Work to be completed: Please copy out all the data. Every detail stays the same.

Data:
§ §

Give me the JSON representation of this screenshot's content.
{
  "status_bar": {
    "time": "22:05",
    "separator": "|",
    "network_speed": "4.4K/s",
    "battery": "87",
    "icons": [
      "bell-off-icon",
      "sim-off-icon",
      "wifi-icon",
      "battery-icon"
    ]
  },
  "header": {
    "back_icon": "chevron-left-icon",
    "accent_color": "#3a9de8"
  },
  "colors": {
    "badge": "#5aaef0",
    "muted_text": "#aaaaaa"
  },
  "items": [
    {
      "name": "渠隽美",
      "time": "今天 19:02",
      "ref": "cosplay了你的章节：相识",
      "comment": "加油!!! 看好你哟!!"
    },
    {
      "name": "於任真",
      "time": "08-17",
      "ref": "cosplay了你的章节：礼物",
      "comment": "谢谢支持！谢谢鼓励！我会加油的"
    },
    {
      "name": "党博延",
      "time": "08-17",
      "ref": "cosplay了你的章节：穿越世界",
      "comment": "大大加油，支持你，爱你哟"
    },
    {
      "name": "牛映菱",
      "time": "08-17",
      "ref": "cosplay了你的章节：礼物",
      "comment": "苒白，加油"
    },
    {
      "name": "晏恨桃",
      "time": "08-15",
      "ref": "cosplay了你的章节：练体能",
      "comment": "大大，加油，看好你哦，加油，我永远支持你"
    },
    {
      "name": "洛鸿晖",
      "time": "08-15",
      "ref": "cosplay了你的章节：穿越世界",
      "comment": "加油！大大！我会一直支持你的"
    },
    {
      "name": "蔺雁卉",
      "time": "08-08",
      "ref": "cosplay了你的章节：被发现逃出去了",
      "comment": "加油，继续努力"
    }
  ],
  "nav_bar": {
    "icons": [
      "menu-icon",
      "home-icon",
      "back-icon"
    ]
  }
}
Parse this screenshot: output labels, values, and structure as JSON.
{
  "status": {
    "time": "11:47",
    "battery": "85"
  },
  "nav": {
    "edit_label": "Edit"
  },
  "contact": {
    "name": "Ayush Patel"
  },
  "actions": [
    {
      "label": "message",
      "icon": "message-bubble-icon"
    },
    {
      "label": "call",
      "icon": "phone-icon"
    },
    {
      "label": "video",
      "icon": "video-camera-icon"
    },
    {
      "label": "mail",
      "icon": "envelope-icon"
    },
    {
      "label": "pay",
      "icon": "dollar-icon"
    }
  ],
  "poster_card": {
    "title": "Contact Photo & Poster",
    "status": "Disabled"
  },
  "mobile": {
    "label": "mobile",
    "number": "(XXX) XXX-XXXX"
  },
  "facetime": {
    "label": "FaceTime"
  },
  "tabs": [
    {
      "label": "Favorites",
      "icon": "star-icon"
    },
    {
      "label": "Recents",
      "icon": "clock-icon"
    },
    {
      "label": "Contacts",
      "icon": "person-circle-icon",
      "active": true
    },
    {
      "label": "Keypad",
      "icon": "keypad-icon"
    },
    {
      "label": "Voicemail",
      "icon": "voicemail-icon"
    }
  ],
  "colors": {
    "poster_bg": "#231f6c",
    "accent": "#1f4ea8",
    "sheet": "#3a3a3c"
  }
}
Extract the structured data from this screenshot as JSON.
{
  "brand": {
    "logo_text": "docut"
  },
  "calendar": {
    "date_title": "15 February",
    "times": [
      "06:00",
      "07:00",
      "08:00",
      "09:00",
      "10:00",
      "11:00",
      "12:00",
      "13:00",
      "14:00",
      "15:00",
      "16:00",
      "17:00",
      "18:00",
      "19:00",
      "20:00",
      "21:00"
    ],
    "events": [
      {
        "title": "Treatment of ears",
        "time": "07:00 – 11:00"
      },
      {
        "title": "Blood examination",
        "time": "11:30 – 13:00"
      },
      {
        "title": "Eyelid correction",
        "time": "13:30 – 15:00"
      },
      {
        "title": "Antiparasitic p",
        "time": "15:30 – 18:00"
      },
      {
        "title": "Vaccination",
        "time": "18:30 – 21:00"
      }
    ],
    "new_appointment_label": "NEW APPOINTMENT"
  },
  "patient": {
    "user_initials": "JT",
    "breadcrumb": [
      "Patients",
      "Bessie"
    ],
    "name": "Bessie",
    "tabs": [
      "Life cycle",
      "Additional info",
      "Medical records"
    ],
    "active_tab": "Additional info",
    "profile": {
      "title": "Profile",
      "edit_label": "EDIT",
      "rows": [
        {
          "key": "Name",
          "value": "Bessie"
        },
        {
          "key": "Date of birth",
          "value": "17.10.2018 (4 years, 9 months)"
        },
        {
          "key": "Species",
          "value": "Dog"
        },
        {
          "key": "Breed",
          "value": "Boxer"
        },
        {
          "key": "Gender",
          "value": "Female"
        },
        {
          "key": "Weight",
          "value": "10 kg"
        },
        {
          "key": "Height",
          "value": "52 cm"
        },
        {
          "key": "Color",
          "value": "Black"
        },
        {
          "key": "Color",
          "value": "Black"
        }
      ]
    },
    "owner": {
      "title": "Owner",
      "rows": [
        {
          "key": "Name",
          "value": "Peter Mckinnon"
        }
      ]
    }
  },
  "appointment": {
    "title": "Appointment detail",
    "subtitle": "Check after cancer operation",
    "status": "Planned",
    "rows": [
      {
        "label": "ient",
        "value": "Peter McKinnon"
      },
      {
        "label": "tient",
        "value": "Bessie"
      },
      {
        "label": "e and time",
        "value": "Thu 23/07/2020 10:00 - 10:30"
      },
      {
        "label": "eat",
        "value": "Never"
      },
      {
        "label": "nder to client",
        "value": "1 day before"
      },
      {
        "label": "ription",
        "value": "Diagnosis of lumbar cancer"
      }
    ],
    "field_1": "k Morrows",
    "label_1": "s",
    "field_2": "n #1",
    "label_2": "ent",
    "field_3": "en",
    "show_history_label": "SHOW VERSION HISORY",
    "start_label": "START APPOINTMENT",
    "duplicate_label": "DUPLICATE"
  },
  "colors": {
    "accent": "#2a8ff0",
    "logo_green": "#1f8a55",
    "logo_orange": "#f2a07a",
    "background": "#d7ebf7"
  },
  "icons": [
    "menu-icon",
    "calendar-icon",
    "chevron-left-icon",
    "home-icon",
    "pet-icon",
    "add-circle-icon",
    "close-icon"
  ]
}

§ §

Answer box:
Give me the JSON representation of this screenshot's content.
{
  "status_bar": {
    "time": "22:05",
    "separator": "|",
    "network_speed": "4.4K/s",
    "battery": "87",
    "icons": [
      "bell-off-icon",
      "sim-off-icon",
      "wifi-icon",
      "battery-icon"
    ]
  },
  "header": {
    "back_icon": "chevron-left-icon",
    "accent_color": "#3a9de8"
  },
  "colors": {
    "badge": "#5aaef0",
    "muted_text": "#aaaaaa"
  },
  "items": [
    {
      "name": "渠隽美",
      "time": "今天 19:02",
      "ref": "cosplay了你的章节：相识",
      "comment": "加油!!! 看好你哟!!"
    },
    {
      "name": "於任真",
      "time": "08-17",
      "ref": "cosplay了你的章节：礼物",
      "comment": "谢谢支持！谢谢鼓励！我会加油的"
    },
    {
      "name": "党博延",
      "time": "08-17",
      "ref": "cosplay了你的章节：穿越世界",
      "comment": "大大加油，支持你，爱你哟"
    },
    {
      "name": "牛映菱",
      "time": "08-17",
      "ref": "cosplay了你的章节：礼物",
      "comment": "苒白，加油"
    },
    {
      "name": "晏恨桃",
      "time": "08-15",
      "ref": "cosplay了你的章节：练体能",
      "comment": "大大，加油，看好你哦，加油，我永远支持你"
    },
    {
      "name": "洛鸿晖",
      "time": "08-15",
      "ref": "cosplay了你的章节：穿越世界",
      "comment": "加油！大大！我会一直支持你的"
    },
    {
      "name": "蔺雁卉",
      "time": "08-08",
      "ref": "cosplay了你的章节：被发现逃出去了",
      "comment": "加油，继续努力"
    }
  ],
  "nav_bar": {
    "icons": [
      "menu-icon",
      "home-icon",
      "back-icon"
    ]
  }
}
Parse this screenshot: output labels, values, and structure as JSON.
{
  "status": {
    "time": "11:47",
    "battery": "85"
  },
  "nav": {
    "edit_label": "Edit"
  },
  "contact": {
    "name": "Ayush Patel"
  },
  "actions": [
    {
      "label": "message",
      "icon": "message-bubble-icon"
    },
    {
      "label": "call",
      "icon": "phone-icon"
    },
    {
      "label": "video",
      "icon": "video-camera-icon"
    },
    {
      "label": "mail",
      "icon": "envelope-icon"
    },
    {
      "label": "pay",
      "icon": "dollar-icon"
    }
  ],
  "poster_card": {
    "title": "Contact Photo & Poster",
    "status": "Disabled"
  },
  "mobile": {
    "label": "mobile",
    "number": "(XXX) XXX-XXXX"
  },
  "facetime": {
    "label": "FaceTime"
  },
  "tabs": [
    {
      "label": "Favorites",
      "icon": "star-icon"
    },
    {
      "label": "Recents",
      "icon": "clock-icon"
    },
    {
      "label": "Contacts",
      "icon": "person-circle-icon",
      "active": true
    },
    {
      "label": "Keypad",
      "icon": "keypad-icon"
    },
    {
      "label": "Voicemail",
      "icon": "voicemail-icon"
    }
  ],
  "colors": {
    "poster_bg": "#231f6c",
    "accent": "#1f4ea8",
    "sheet": "#3a3a3c"
  }
}
Extract the structured data from this screenshot as JSON.
{
  "brand": {
    "logo_text": "docut"
  },
  "calendar": {
    "date_title": "15 February",
    "times": [
      "06:00",
      "07:00",
      "08:00",
      "09:00",
      "10:00",
      "11:00",
      "12:00",
      "13:00",
      "14:00",
      "15:00",
      "16:00",
      "17:00",
      "18:00",
      "19:00",
      "20:00",
      "21:00"
    ],
    "events": [
      {
        "title": "Treatment of ears",
        "time": "07:00 – 11:00"
      },
      {
        "title": "Blood examination",
        "time": "11:30 – 13:00"
      },
      {
        "title": "Eyelid correction",
        "time": "13:30 – 15:00"
      },
      {
        "title": "Antiparasitic p",
        "time": "15:30 – 18:00"
      },
      {
        "title": "Vaccination",
        "time": "18:30 – 21:00"
      }
    ],
    "new_appointment_label": "NEW APPOINTMENT"
  },
  "patient": {
    "user_initials": "JT",
    "breadcrumb": [
      "Patients",
      "Bessie"
    ],
    "name": "Bessie",
    "tabs": [
      "Life cycle",
      "Additional info",
      "Medical records"
    ],
    "active_tab": "Additional info",
    "profile": {
      "title": "Profile",
      "edit_label": "EDIT",
      "rows": [
        {
          "key": "Name",
          "value": "Bessie"
        },
        {
          "key": "Date of birth",
          "value": "17.10.2018 (4 years, 9 months)"
        },
        {
          "key": "Species",
          "value": "Dog"
        },
        {
          "key": "Breed",
          "value": "Boxer"
        },
        {
          "key": "Gender",
          "value": "Female"
        },
        {
          "key": "Weight",
          "value": "10 kg"
        },
        {
          "key": "Height",
          "value": "52 cm"
        },
        {
          "key": "Color",
          "value": "Black"
        },
        {
          "key": "Color",
          "value": "Black"
        }
      ]
    },
    "owner": {
      "title": "Owner",
      "rows": [
        {
          "key": "Name",
          "value": "Peter Mckinnon"
        }
      ]
    }
  },
  "appointment": {
    "title": "Appointment detail",
    "subtitle": "Check after cancer operation",
    "status": "Planned",
    "rows": [
      {
        "label": "ient",
        "value": "Peter McKinnon"
      },
      {
        "label": "tient",
        "value": "Bessie"
      },
      {
        "label": "e and time",
        "value": "Thu 23/07/2020 10:00 - 10:30"
      },
      {
        "label": "eat",
        "value": "Never"
      },
      {
        "label": "nder to client",
        "value": "1 day before"
      },
      {
        "label": "ription",
        "value": "Diagnosis of lumbar cancer"
      }
    ],
    "field_1": "k Morrows",
    "label_1": "s",
    "field_2": "n #1",
    "label_2": "ent",
    "field_3": "en",
    "show_history_label": "SHOW VERSION HISORY",
    "start_label": "START APPOINTMENT",
    "duplicate_label": "DUPLICATE"
  },
  "colors": {
    "accent": "#2a8ff0",
    "logo_green": "#1f8a55",
    "logo_orange": "#f2a07a",
    "background": "#d7ebf7"
  },
  "icons": [
    "menu-icon",
    "calendar-icon",
    "chevron-left-icon",
    "home-icon",
    "pet-icon",
    "add-circle-icon",
    "close-icon"
  ]
}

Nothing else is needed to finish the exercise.